At Formlabs, we are committed to continuously improving your 3D printers through software updates. We believe the best hardware products are those that grow better over time, and we’re committed to continually evolving our hardware through software improvements to serve users across a range of industries. During the COVID-19 pandemic, Formlabs rapidly organized to help the medical community use 3D printing to address the pandemic and associated supply chain shortages. You can read more about those efforts here.

“Formlabs isn't just a hardware & materials company: we also develop and ship solutions to hard software-engineering problems. Programming innovations like this have wide ranging impacts for every industry that deploys 3D printing, from improved in-house manufacturing, to better 3D printed surgical guides, to addressing the world's most pressing public health needs.”

Ben FrantzDale, Technical Lead, PreForm Desktop Software

Technical Details

PreForm is written in C++17, a programming language widely used in performance-critical applications.

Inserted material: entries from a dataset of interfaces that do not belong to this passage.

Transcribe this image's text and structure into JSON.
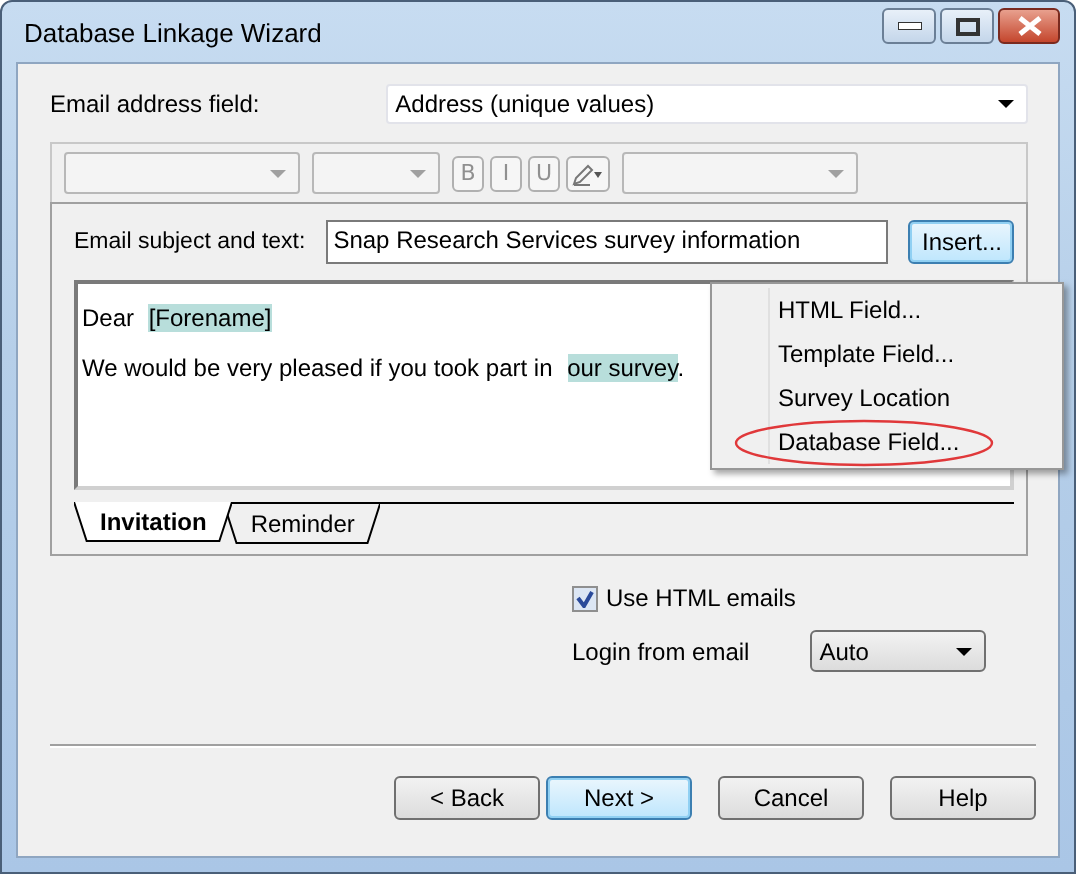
{
  "window": {
    "title": "Database Linkage Wizard"
  },
  "email_address_field": {
    "label": "Email address field:",
    "value": "Address (unique values)"
  },
  "format_toolbar": {
    "disabled": true,
    "style_buttons": [
      "B",
      "I",
      "U"
    ]
  },
  "subject": {
    "label": "Email subject and text:",
    "value": "Snap Research Services survey information",
    "insert_button": "Insert..."
  },
  "body": [
    [
      {
        "kind": "text",
        "text": "Dear "
      },
      {
        "kind": "field",
        "text": "[Forename]"
      }
    ],
    [
      {
        "kind": "text",
        "text": "We would be very pleased if you took part in "
      },
      {
        "kind": "field",
        "text": "our survey"
      },
      {
        "kind": "text",
        "text": "."
      }
    ]
  ],
  "tabs": [
    {
      "label": "Invitation",
      "selected": true
    },
    {
      "label": "Reminder",
      "selected": false
    }
  ],
  "insert_menu": [
    {
      "label": "HTML Field...",
      "circled": false
    },
    {
      "label": "Template Field...",
      "circled": false
    },
    {
      "label": "Survey Location",
      "circled": false
    },
    {
      "label": "Database Field...",
      "circled": true
    }
  ],
  "use_html_emails": {
    "label": "Use HTML emails",
    "checked": true
  },
  "login_from_email": {
    "label": "Login from email",
    "value": "Auto"
  },
  "buttons": [
    {
      "label": "< Back",
      "default": false
    },
    {
      "label": "Next >",
      "default": true
    },
    {
      "label": "Cancel",
      "default": false
    },
    {
      "label": "Help",
      "default": false
    }
  ]
}
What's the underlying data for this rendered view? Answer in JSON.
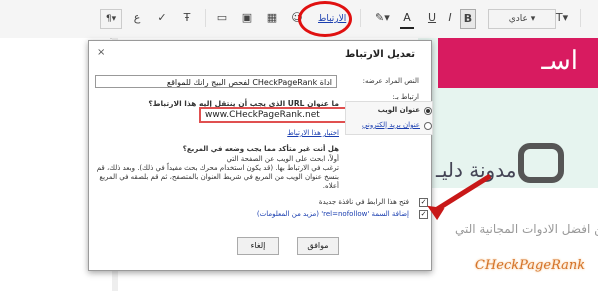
{
  "toolbar": {
    "font_select": "عادي",
    "link_label": "الارتباط",
    "bold": "B",
    "underline": "U",
    "italic": "I",
    "text_color": "A",
    "font_size": "T",
    "rtl": "¶"
  },
  "dialog": {
    "title": "تعديل الارتباط",
    "close": "×",
    "display_text_label": "النص المراد عرضه:",
    "display_text_value": "اداة CHeckPageRank لفحص البيج رانك للمواقع",
    "link_to_label": "ارتباط بـ:",
    "url_question": "ما عنوان URL الذي يجب أن ينتقل إليه هذا الارتباط؟",
    "url_value": "www.CHeckPageRank.net",
    "option_web": "عنوان الويب",
    "option_email": "عنوان بريد إلكتروني",
    "test_link": "اختبار هذا الارتباط",
    "help_title": "هل أنت غير متأكد مما يجب وضعه في المربع؟",
    "help_line1": "أولاً، ابحث على الويب عن الصفحة التي",
    "help_line2": "ترغب في الارتباط بها. (قد يكون استخدام محرك بحث مفيداً في ذلك). وبعد ذلك، قم",
    "help_line3": "بنسخ عنوان الويب من المربع في شريط العنوان بالمتصفح، ثم قم بلصقه في المربع",
    "help_line4": "أعلاه.",
    "checkbox_new_window": "فتح هذا الرابط في نافذة جديدة",
    "checkbox_nofollow": "إضافة السمة 'rel=nofollow' (مزيد من المعلومات)",
    "ok": "موافق",
    "cancel": "إلغاء"
  },
  "background": {
    "banner_top": "اسـ",
    "banner_mid": "مدونة دليـ",
    "editor_line1": "من افضل الادوات المجانية التي",
    "editor_line2": "CHeckPageRank"
  },
  "colors": {
    "accent_red": "#e01010",
    "link_blue": "#1a3eb0"
  }
}
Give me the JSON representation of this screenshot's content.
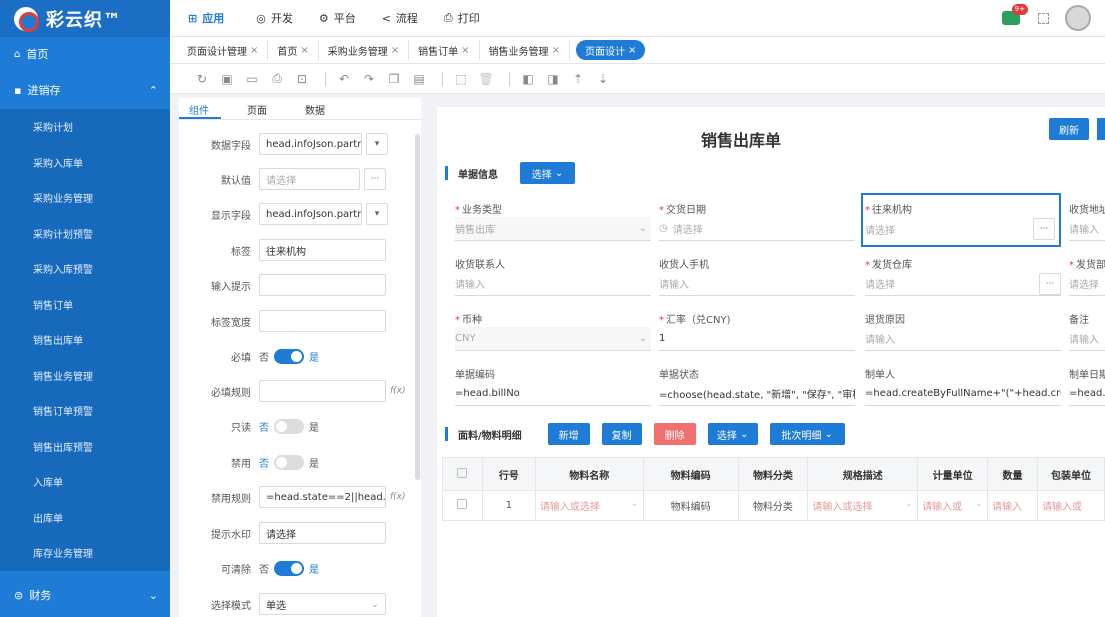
{
  "app": {
    "name": "彩云织™"
  },
  "sidebar": {
    "home": "首页",
    "group": "进销存",
    "items": [
      {
        "label": "采购计划"
      },
      {
        "label": "采购入库单"
      },
      {
        "label": "采购业务管理"
      },
      {
        "label": "采购计划预警"
      },
      {
        "label": "采购入库预警"
      },
      {
        "label": "销售订单"
      },
      {
        "label": "销售出库单"
      },
      {
        "label": "销售业务管理"
      },
      {
        "label": "销售订单预警"
      },
      {
        "label": "销售出库预警"
      },
      {
        "label": "入库单"
      },
      {
        "label": "出库单"
      },
      {
        "label": "库存业务管理"
      }
    ],
    "finance": "财务"
  },
  "topnav": {
    "items": [
      "应用",
      "开发",
      "平台",
      "流程",
      "打印"
    ],
    "badge": "9+"
  },
  "tabs": [
    {
      "label": "页面设计管理"
    },
    {
      "label": "首页"
    },
    {
      "label": "采购业务管理"
    },
    {
      "label": "销售订单"
    },
    {
      "label": "销售业务管理"
    },
    {
      "label": "页面设计"
    }
  ],
  "props": {
    "tabs": [
      "组件",
      "页面",
      "数据"
    ],
    "fields": {
      "data_field": {
        "label": "数据字段",
        "value": "head.infoJson.partner"
      },
      "default": {
        "label": "默认值",
        "placeholder": "请选择"
      },
      "display_field": {
        "label": "显示字段",
        "value": "head.infoJson.partner"
      },
      "title": {
        "label": "标签",
        "value": "往来机构"
      },
      "hint": {
        "label": "输入提示"
      },
      "label_width": {
        "label": "标签宽度"
      },
      "required": {
        "label": "必填",
        "no": "否",
        "yes": "是"
      },
      "required_rule": {
        "label": "必填规则",
        "fx": "f(x)"
      },
      "readonly": {
        "label": "只读",
        "no": "否",
        "yes": "是"
      },
      "disabled": {
        "label": "禁用",
        "no": "否",
        "yes": "是"
      },
      "disable_rule": {
        "label": "禁用规则",
        "value": "=head.state==2||head.sta",
        "fx": "f(x)"
      },
      "watermark": {
        "label": "提示水印",
        "value": "请选择"
      },
      "clearable": {
        "label": "可清除",
        "no": "否",
        "yes": "是"
      },
      "select_mode": {
        "label": "选择模式",
        "value": "单选"
      }
    }
  },
  "form": {
    "title": "销售出库单",
    "refresh": "刷新",
    "section1": {
      "title": "单据信息",
      "select_btn": "选择"
    },
    "fields": [
      {
        "label": "业务类型",
        "req": true,
        "value": "销售出库",
        "kind": "dis"
      },
      {
        "label": "交货日期",
        "req": true,
        "value": "请选择",
        "kind": "ph"
      },
      {
        "label": "往来机构",
        "req": true,
        "value": "请选择",
        "kind": "ph"
      },
      {
        "label": "收货地址",
        "req": false,
        "value": "请输入",
        "kind": "ph"
      },
      {
        "label": "收货联系人",
        "req": false,
        "value": "请输入",
        "kind": "ph"
      },
      {
        "label": "收货人手机",
        "req": false,
        "value": "请输入",
        "kind": "ph"
      },
      {
        "label": "发货仓库",
        "req": true,
        "value": "请选择",
        "kind": "ph"
      },
      {
        "label": "发货部门",
        "req": true,
        "value": "请选择",
        "kind": "ph"
      },
      {
        "label": "币种",
        "req": true,
        "value": "CNY",
        "kind": "dis"
      },
      {
        "label": "汇率（兑CNY)",
        "req": true,
        "value": "1",
        "kind": "val"
      },
      {
        "label": "退货原因",
        "req": false,
        "value": "请输入",
        "kind": "ph"
      },
      {
        "label": "备注",
        "req": false,
        "value": "请输入",
        "kind": "ph"
      },
      {
        "label": "单据编码",
        "req": false,
        "value": "=head.billNo",
        "kind": "val"
      },
      {
        "label": "单据状态",
        "req": false,
        "value": "=choose(head.state, \"新增\", \"保存\", \"审核...",
        "kind": "val"
      },
      {
        "label": "制单人",
        "req": false,
        "value": "=head.createByFullName+\"(\"+head.creat...",
        "kind": "val"
      },
      {
        "label": "制单日期",
        "req": false,
        "value": "=head.c",
        "kind": "val"
      }
    ],
    "section2": {
      "title": "面料/物料明细",
      "add": "新增",
      "copy": "复制",
      "delete": "删除",
      "select": "选择",
      "batch": "批次明细"
    },
    "table": {
      "headers": [
        "",
        "行号",
        "物料名称",
        "物料编码",
        "物料分类",
        "规格描述",
        "计量单位",
        "数量",
        "包装单位"
      ],
      "row": [
        "",
        "1",
        "请输入或选择",
        "物料编码",
        "物料分类",
        "请输入或选择",
        "请输入或",
        "请输入",
        "请输入或"
      ]
    }
  },
  "colors": {
    "accent": "#1e7bd6",
    "danger": "#f07070"
  }
}
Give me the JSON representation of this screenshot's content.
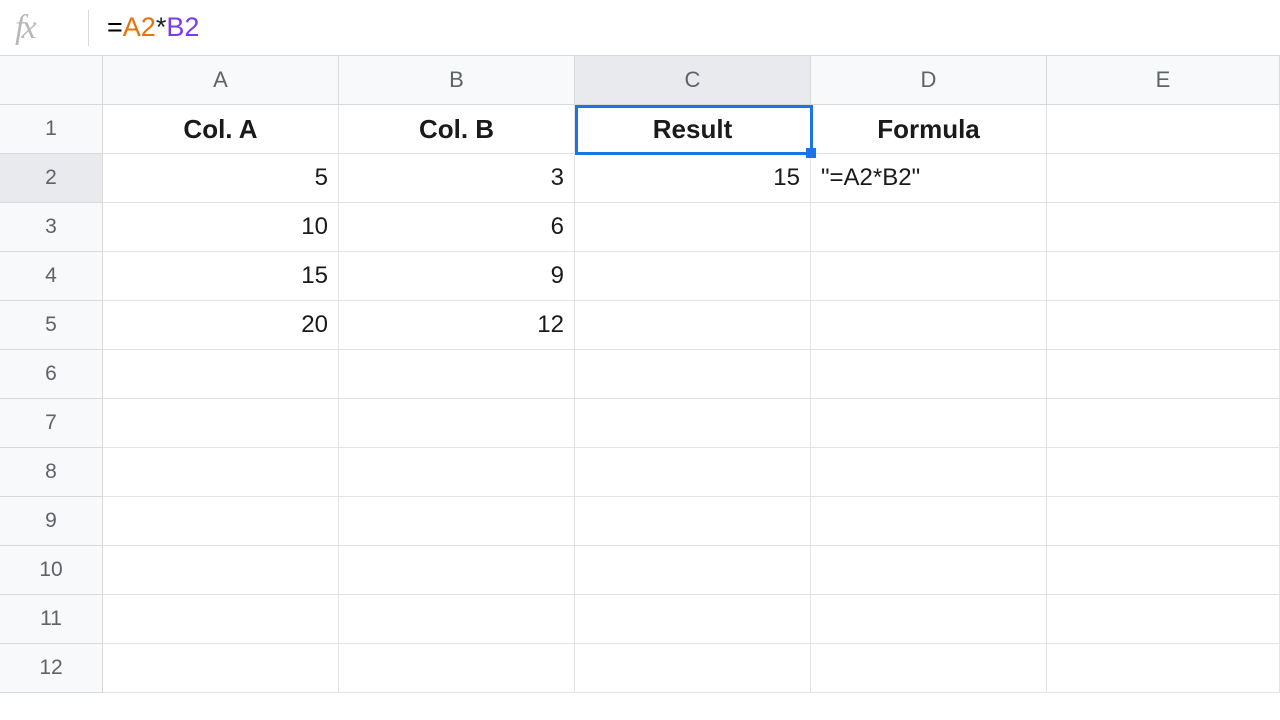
{
  "formula_bar": {
    "fx_label": "fx",
    "tokens": {
      "eq": "=",
      "ref1": "A2",
      "op": "*",
      "ref2": "B2"
    }
  },
  "columns": [
    "A",
    "B",
    "C",
    "D",
    "E"
  ],
  "rows": [
    "1",
    "2",
    "3",
    "4",
    "5",
    "6",
    "7",
    "8",
    "9",
    "10",
    "11",
    "12"
  ],
  "selected": {
    "col": "C",
    "row": "2"
  },
  "cells": {
    "A1": "Col. A",
    "B1": "Col. B",
    "C1": "Result",
    "D1": "Formula",
    "A2": "5",
    "B2": "3",
    "C2": "15",
    "D2": "\"=A2*B2\"",
    "A3": "10",
    "B3": "6",
    "A4": "15",
    "B4": "9",
    "A5": "20",
    "B5": "12"
  },
  "chart_data": {
    "type": "table",
    "title": "",
    "columns": [
      "Col. A",
      "Col. B",
      "Result",
      "Formula"
    ],
    "rows": [
      [
        5,
        3,
        15,
        "=A2*B2"
      ],
      [
        10,
        6,
        null,
        null
      ],
      [
        15,
        9,
        null,
        null
      ],
      [
        20,
        12,
        null,
        null
      ]
    ]
  }
}
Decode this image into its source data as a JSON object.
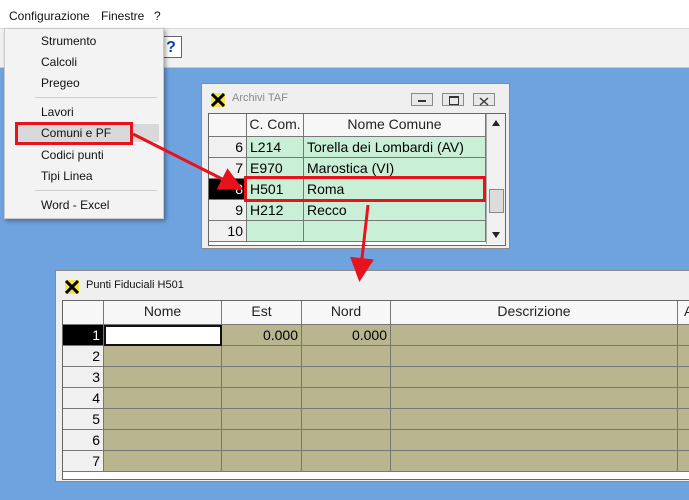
{
  "menubar": {
    "items": [
      "Configurazione",
      "Finestre",
      "?"
    ]
  },
  "toolbar": {
    "help_label": "?"
  },
  "dropdown": {
    "items": [
      "Strumento",
      "Calcoli",
      "Pregeo",
      "Lavori",
      "Comuni e PF",
      "Codici punti",
      "Tipi Linea",
      "Word - Excel"
    ],
    "highlighted": "Comuni e PF"
  },
  "taf": {
    "title": "Archivi TAF",
    "headers": [
      "C. Com.",
      "Nome Comune"
    ],
    "rows": [
      {
        "n": "6",
        "code": "L214",
        "name": "Torella dei Lombardi (AV)"
      },
      {
        "n": "7",
        "code": "E970",
        "name": "Marostica (VI)"
      },
      {
        "n": "8",
        "code": "H501",
        "name": "Roma"
      },
      {
        "n": "9",
        "code": "H212",
        "name": "Recco"
      },
      {
        "n": "10",
        "code": "",
        "name": ""
      }
    ],
    "selected_row": "8"
  },
  "pf": {
    "title": "Punti Fiduciali H501",
    "headers": [
      "Nome",
      "Est",
      "Nord",
      "Descrizione",
      "A"
    ],
    "rows": [
      {
        "n": "1",
        "nome": "",
        "est": "0.000",
        "nord": "0.000",
        "desc": ""
      },
      {
        "n": "2"
      },
      {
        "n": "3"
      },
      {
        "n": "4"
      },
      {
        "n": "5"
      },
      {
        "n": "6"
      },
      {
        "n": "7"
      }
    ]
  },
  "colors": {
    "desktop": "#6fa3e0",
    "annotation": "#e8121c",
    "grid_green": "#c9efd6",
    "grid_olive": "#b8b58f"
  },
  "icons": [
    "app-logo-icon",
    "minimize-icon",
    "restore-icon",
    "close-icon",
    "scroll-up-icon",
    "scroll-down-icon"
  ]
}
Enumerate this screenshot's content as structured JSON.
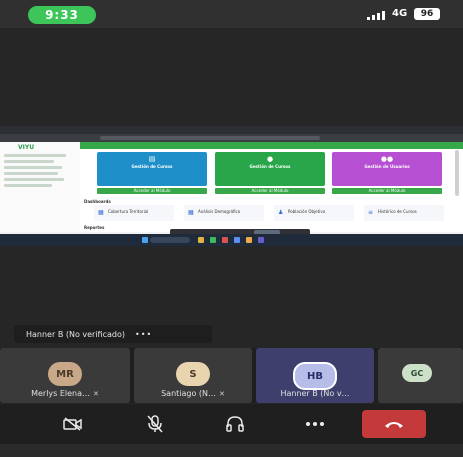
{
  "status": {
    "time": "9:33",
    "network": "4G",
    "battery": "96"
  },
  "shared_screen": {
    "app_logo": "VIYU",
    "cards": [
      {
        "title": "Gestión de Cursos",
        "button": "Acceder al Módulo",
        "color": "#1f8fc9"
      },
      {
        "title": "Gestión de Cursos",
        "button": "Acceder al Módulo",
        "color": "#2aa64a"
      },
      {
        "title": "Gestión de Usuarios",
        "button": "Acceder al Módulo",
        "color": "#b64fd1"
      }
    ],
    "dashboard_label": "Dashboards",
    "dashboard_items": [
      "Cobertura Territorial",
      "Análisis Demográfico",
      "Población Objetivo",
      "Histórico de Cursos"
    ],
    "reports_label": "Reportes"
  },
  "speaker": {
    "name": "Hanner B (No verificado)",
    "more": "•••"
  },
  "participants": [
    {
      "initials": "MR",
      "name": "Merlys Elena…",
      "avatar_color": "#c9a889"
    },
    {
      "initials": "S",
      "name": "Santiago (N…",
      "avatar_color": "#e9d4b0"
    },
    {
      "initials": "HB",
      "name": "Hanner B (No v…",
      "avatar_color": "#b6bde8"
    },
    {
      "initials": "GC",
      "name": "",
      "avatar_color": "#cde1c9"
    }
  ],
  "toolbar": {
    "camera_icon": "camera-off-icon",
    "mic_icon": "mic-off-icon",
    "audio_icon": "headphones-icon",
    "more_icon": "more-icon",
    "end_icon": "end-call-icon",
    "end_color": "#c43a3a"
  }
}
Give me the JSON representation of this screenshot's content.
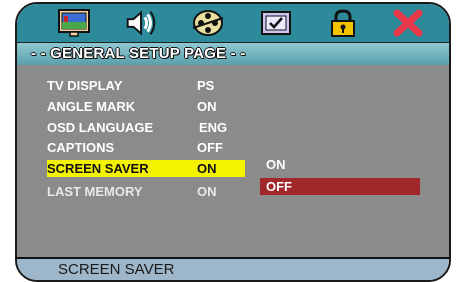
{
  "icons": [
    {
      "name": "tv-display-icon"
    },
    {
      "name": "speaker-audio-icon"
    },
    {
      "name": "film-reel-icon"
    },
    {
      "name": "checkbox-screen-icon"
    },
    {
      "name": "padlock-icon"
    },
    {
      "name": "close-x-icon"
    }
  ],
  "colors": {
    "icon_bar": "#2d8a9a",
    "menu_bg": "#8b8b8b",
    "selected_row": "#f5f200",
    "selected_option": "#a1272b",
    "status_bar": "#9eb6c9"
  },
  "title": "- - GENERAL SETUP PAGE - -",
  "menu": [
    {
      "label": "TV DISPLAY",
      "value": "PS"
    },
    {
      "label": "ANGLE MARK",
      "value": "ON"
    },
    {
      "label": "OSD LANGUAGE",
      "value": "ENG"
    },
    {
      "label": "CAPTIONS",
      "value": "OFF"
    },
    {
      "label": "SCREEN SAVER",
      "value": "ON",
      "selected": true
    },
    {
      "label": "LAST MEMORY",
      "value": "ON"
    }
  ],
  "options": [
    {
      "label": "ON"
    },
    {
      "label": "OFF",
      "selected": true
    }
  ],
  "status": "SCREEN SAVER"
}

Taking the mantra "no raw synchronization primitives" to heart, the team prototyped a cache built around std::call_once, provided by the C++ standard library, which implements the following:

  • if there's a result: use it
  • if not: compute it
  • if it's already being computed: wait until it's done
  • if there is an exception or cancelation: reset and let another thread try.

However, with hundreds of the same result to calculate, that causes one thread to do all of the work while the others just wait. With that approach, printiability would only get run only once, but it would only be processed using a single CPU core, leaving an additional potential 16x speedup unrealized. While std::call_once provides the right abstraction, the team realized the blocked threads need to collaborate.

Functionality like this, in which multiple threads interact, is notoriously difficult to write correctly, and the team ran into subtleties. PreForm uses Intel's oneTBB library for scalable parallelism. One of the many tricks oneTBB uses to keep all CPU cores busy, is a feature called "moonlighting" in which a thread that is out of work can go off looking for more work to do. This can be very effective at fully utilizing the computer, but can lead to deadlock wherein a thread blocks, waiting for itself to finish: like an ouroboros, it's eating its own tail. oneTBB provides a way to prevent this, isolating tasks to their own "task arena" to prevent deadlock. Therefore, for a call_once implementation to interact smoothly with oneTBB, it needs to provide work isolation.

In addition to being tricky to design correctly, the team realized that this feature has broad utility: There are many high-performance applications in which a program may need to compute something expensive, but don't know up-front when or even if it will need to be computed. For both of those reasons, the Formlabs team reached out to Intel, offering it for inclusion in oneTBB. In typical 2020 style, after a few international video calls among engineers, each working from home-offices, living rooms, and kitchens, the Formlabs team submitted the proposed design to Intel. Intel engineers then further refined it. For example, the initial implementation required memory allocation, which takes time. That could be avoided by sharing a stack-allocated block between threads and using a spinlock to ensure the owning thread's stack unwinds last. After those and other refinements, the Formlabs and Intel teams and we decided on the name tbb::collaborative_call_once. Ultimately the addition was merged into oneTBB and is included as of oneTBB 2021.4.0.

To learn more:

If you want to join the team on the leading edge of high-performance C++ and the future of 3D printing to help anyone make anything, Formlabs is hiring full-time and internships in Boston and Budapest.